* [TASK INSTRUCTIONS]:
Which lines of the listing hold the string "JSON"? Show each of them.

***

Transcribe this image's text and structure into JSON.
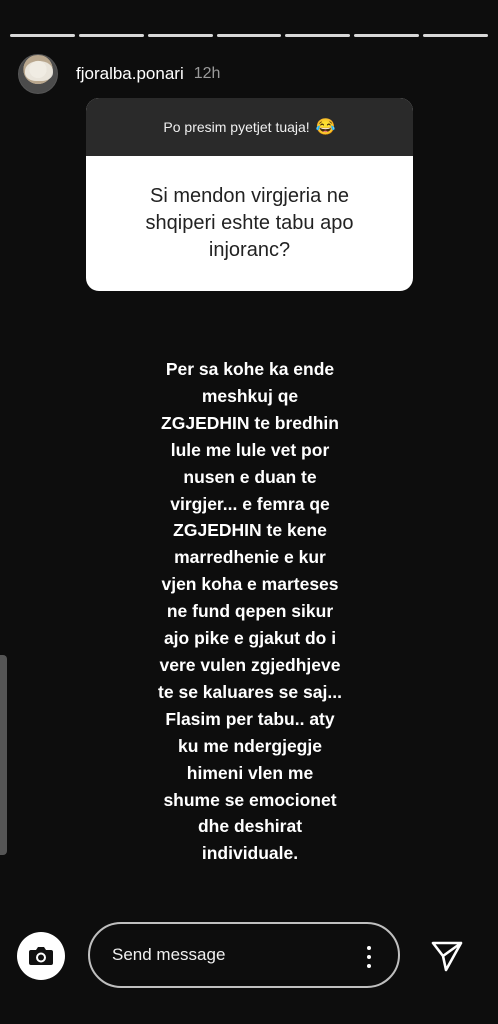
{
  "story": {
    "segments": 7,
    "active_segment": 1,
    "username": "fjoralba.ponari",
    "time": "12h"
  },
  "question_card": {
    "header": "Po presim pyetjet tuaja!",
    "header_emoji": "😂",
    "question": "Si mendon virgjeria ne shqiperi eshte tabu apo injoranc?"
  },
  "answer": {
    "text": "Per sa kohe ka ende\nmeshkuj qe\nZGJEDHIN te bredhin\nlule me lule vet por\nnusen e duan te\nvirgjer... e femra qe\nZGJEDHIN te kene\nmarredhenie e kur\nvjen koha e marteses\nne fund qepen sikur\najo pike e gjakut do i\nvere vulen zgjedhjeve\nte se kaluares se saj...\nFlasim per tabu.. aty\nku me ndergjegje\nhimeni vlen me\nshume se emocionet\ndhe deshirat\nindividuale."
  },
  "footer": {
    "message_placeholder": "Send message",
    "camera_icon": "camera-icon",
    "more_icon": "more-vertical-icon",
    "send_icon": "send-icon"
  },
  "colors": {
    "background": "#0d0d0d",
    "card_header": "#2a2a2a",
    "card_body": "#ffffff",
    "progress": "#d8d8d8"
  }
}
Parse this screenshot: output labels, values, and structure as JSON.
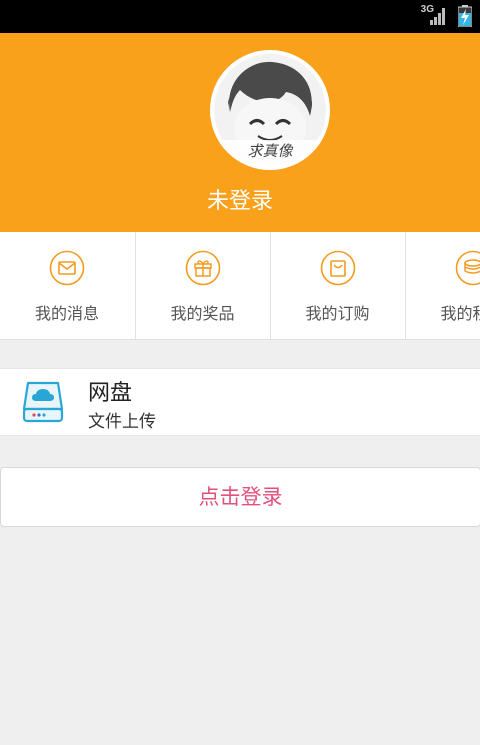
{
  "status_bar": {
    "network": "3G",
    "signal_icon": "signal-icon",
    "battery_icon": "battery-charging-icon"
  },
  "header": {
    "background_color": "#f9a11b",
    "avatar_caption": "求真像",
    "user_name": "未登录"
  },
  "quick_actions": [
    {
      "label": "我的消息",
      "icon": "message-icon"
    },
    {
      "label": "我的奖品",
      "icon": "gift-icon"
    },
    {
      "label": "我的订购",
      "icon": "bag-icon"
    },
    {
      "label": "我的积分",
      "icon": "coins-icon"
    }
  ],
  "cloud_disk": {
    "title": "网盘",
    "subtitle": "文件上传",
    "icon": "cloud-disk-icon"
  },
  "login_button": {
    "label": "点击登录",
    "color": "#e2517b"
  }
}
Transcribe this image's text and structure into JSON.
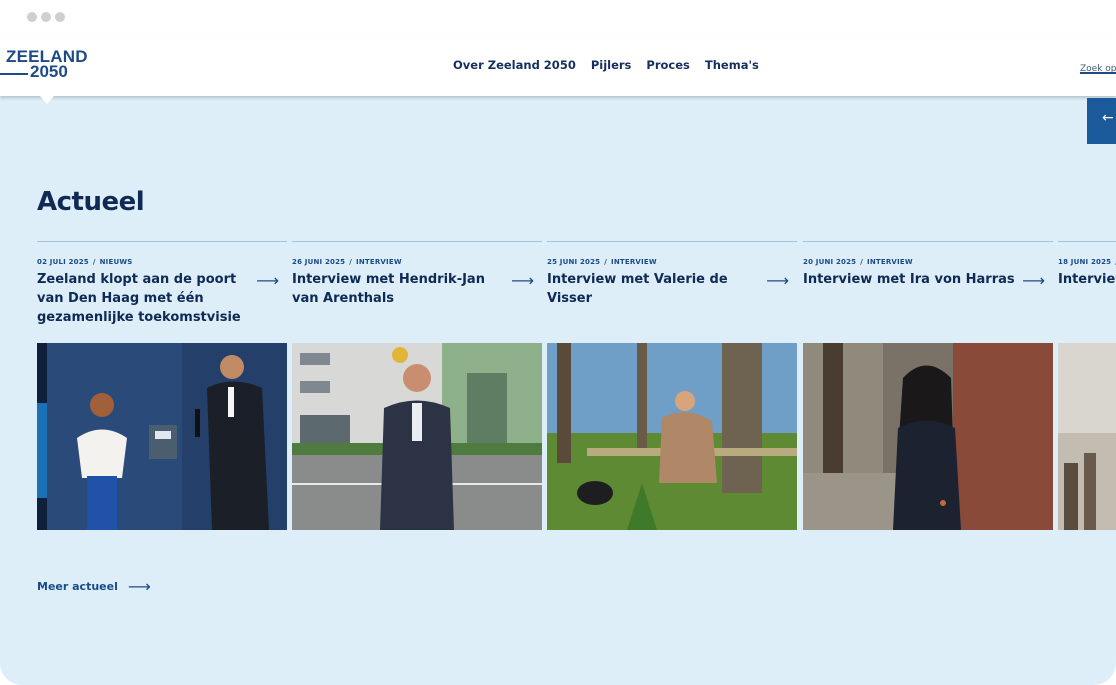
{
  "header": {
    "logo_line1": "ZEELAND",
    "logo_line2": "2050",
    "nav": [
      "Over Zeeland 2050",
      "Pijlers",
      "Proces",
      "Thema's"
    ],
    "search_placeholder": "Zoek op"
  },
  "section": {
    "title": "Actueel",
    "more_label": "Meer actueel"
  },
  "cards": [
    {
      "date": "02 JULI 2025",
      "category": "NIEUWS",
      "title": "Zeeland klopt aan de poort van Den Haag met één gezamenlijke toekomstvisie"
    },
    {
      "date": "26 JUNI 2025",
      "category": "INTERVIEW",
      "title": "Interview met Hendrik-Jan van Arenthals"
    },
    {
      "date": "25 JUNI 2025",
      "category": "INTERVIEW",
      "title": "Interview met Valerie de Visser"
    },
    {
      "date": "20 JUNI 2025",
      "category": "INTERVIEW",
      "title": "Interview met Ira von Harras"
    },
    {
      "date": "18 JUNI 2025",
      "category": "",
      "title": "Interview"
    }
  ],
  "symbols": {
    "arrow_right": "⟶",
    "arrow_left": "←",
    "sep": "/"
  },
  "colors": {
    "background": "#ddeef8",
    "brand_blue": "#1e4a86",
    "text_dark": "#0e2a55"
  }
}
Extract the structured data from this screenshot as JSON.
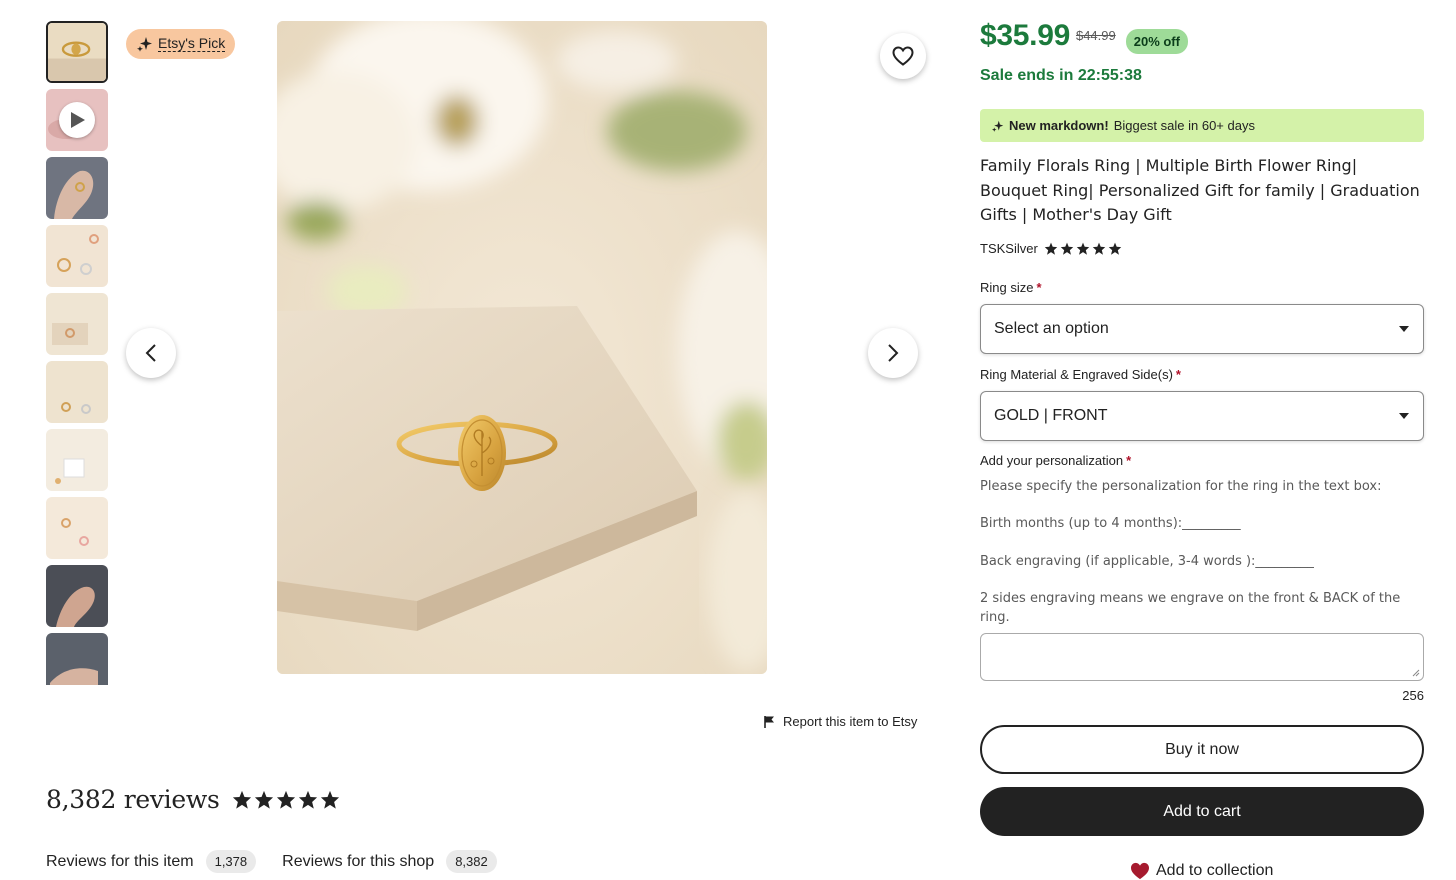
{
  "gallery": {
    "thumbnails": [
      {
        "kind": "image",
        "selected": true
      },
      {
        "kind": "video",
        "selected": false
      },
      {
        "kind": "image",
        "selected": false
      },
      {
        "kind": "image",
        "selected": false
      },
      {
        "kind": "image",
        "selected": false
      },
      {
        "kind": "image",
        "selected": false
      },
      {
        "kind": "image",
        "selected": false
      },
      {
        "kind": "image",
        "selected": false
      },
      {
        "kind": "image",
        "selected": false
      },
      {
        "kind": "image",
        "selected": false
      }
    ],
    "badge": "Etsy's Pick",
    "report_link": "Report this item to Etsy"
  },
  "reviews": {
    "title": "8,382 reviews",
    "rating": 5,
    "tabs": [
      {
        "label": "Reviews for this item",
        "count": "1,378"
      },
      {
        "label": "Reviews for this shop",
        "count": "8,382"
      }
    ]
  },
  "listing": {
    "price": "$35.99",
    "original_price": "$44.99",
    "discount": "20% off",
    "sale_ends": "Sale ends in 22:55:38",
    "markdown_bold": "New markdown!",
    "markdown_text": "Biggest sale in 60+ days",
    "title": "Family Florals Ring | Multiple Birth Flower Ring| Bouquet Ring| Personalized Gift for family | Graduation Gifts | Mother's Day Gift",
    "shop_name": "TSKSilver",
    "shop_rating": 5,
    "ring_size_label": "Ring size",
    "ring_size_value": "Select an option",
    "material_label": "Ring Material & Engraved Side(s)",
    "material_value": "GOLD | FRONT",
    "personalization_label": "Add your personalization",
    "instructions": [
      "Please specify the personalization for the ring in the text box:",
      "Birth months (up to 4 months):_________",
      "Back engraving (if applicable, 3-4 words ):_________",
      "2 sides engraving means we engrave on the front & BACK of the ring."
    ],
    "char_count": "256",
    "buy_now": "Buy it now",
    "add_to_cart": "Add to cart",
    "add_to_collection": "Add to collection"
  },
  "colors": {
    "price_green": "#1c7a3c",
    "discount_bg": "#9edb98",
    "markdown_bg": "#d4f2a9",
    "badge_bg": "#f8c79f",
    "required_red": "#b0122a",
    "cart_button": "#222222",
    "heart_red": "#a61a2e"
  },
  "icons": [
    "play-icon",
    "sparkle-icon",
    "heart-outline-icon",
    "chevron-left-icon",
    "chevron-right-icon",
    "flag-icon",
    "star-icon",
    "caret-down-icon",
    "heart-filled-icon",
    "resize-grip-icon"
  ]
}
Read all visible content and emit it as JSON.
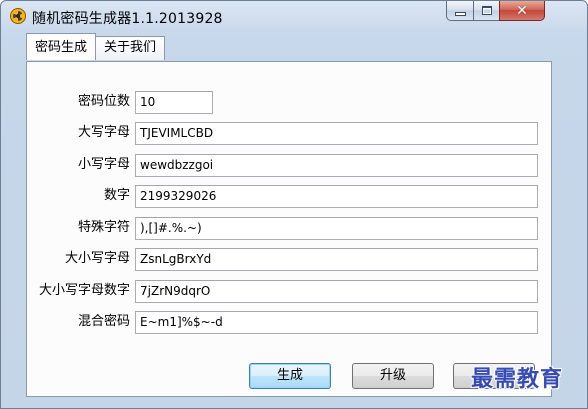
{
  "window": {
    "title": "随机密码生成器1.1.2013928",
    "close_glyph": "✕"
  },
  "tabs": [
    {
      "label": "密码生成",
      "active": true
    },
    {
      "label": "关于我们",
      "active": false
    }
  ],
  "form": {
    "fields": [
      {
        "label": "密码位数",
        "value": "10"
      },
      {
        "label": "大写字母",
        "value": "TJEVIMLCBD"
      },
      {
        "label": "小写字母",
        "value": "wewdbzzgoi"
      },
      {
        "label": "数字",
        "value": "2199329026"
      },
      {
        "label": "特殊字符",
        "value": "),[]#.%.~)"
      },
      {
        "label": "大小写字母",
        "value": "ZsnLgBrxYd"
      },
      {
        "label": "大小写字母数字",
        "value": "7jZrN9dqrO"
      },
      {
        "label": "混合密码",
        "value": "E~m1]%$~-d"
      }
    ]
  },
  "buttons": {
    "generate": "生成",
    "upgrade": "升级",
    "third": ""
  },
  "watermark": "最需教育",
  "colors": {
    "title_bar": "#c9d9ec",
    "close_button": "#c4463a",
    "default_button_border": "#3c7fb1",
    "watermark": "#2a3fb0"
  }
}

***

* [RESULT FOR THIS EXERCISE]:
Transcribe this image's text and structure into JSON.
Parse this screenshot: output labels, values, and structure as JSON.
Transcribe this image's text and structure into JSON.
Extract the structured data from this screenshot as JSON.
Read all visible content and emit it as JSON.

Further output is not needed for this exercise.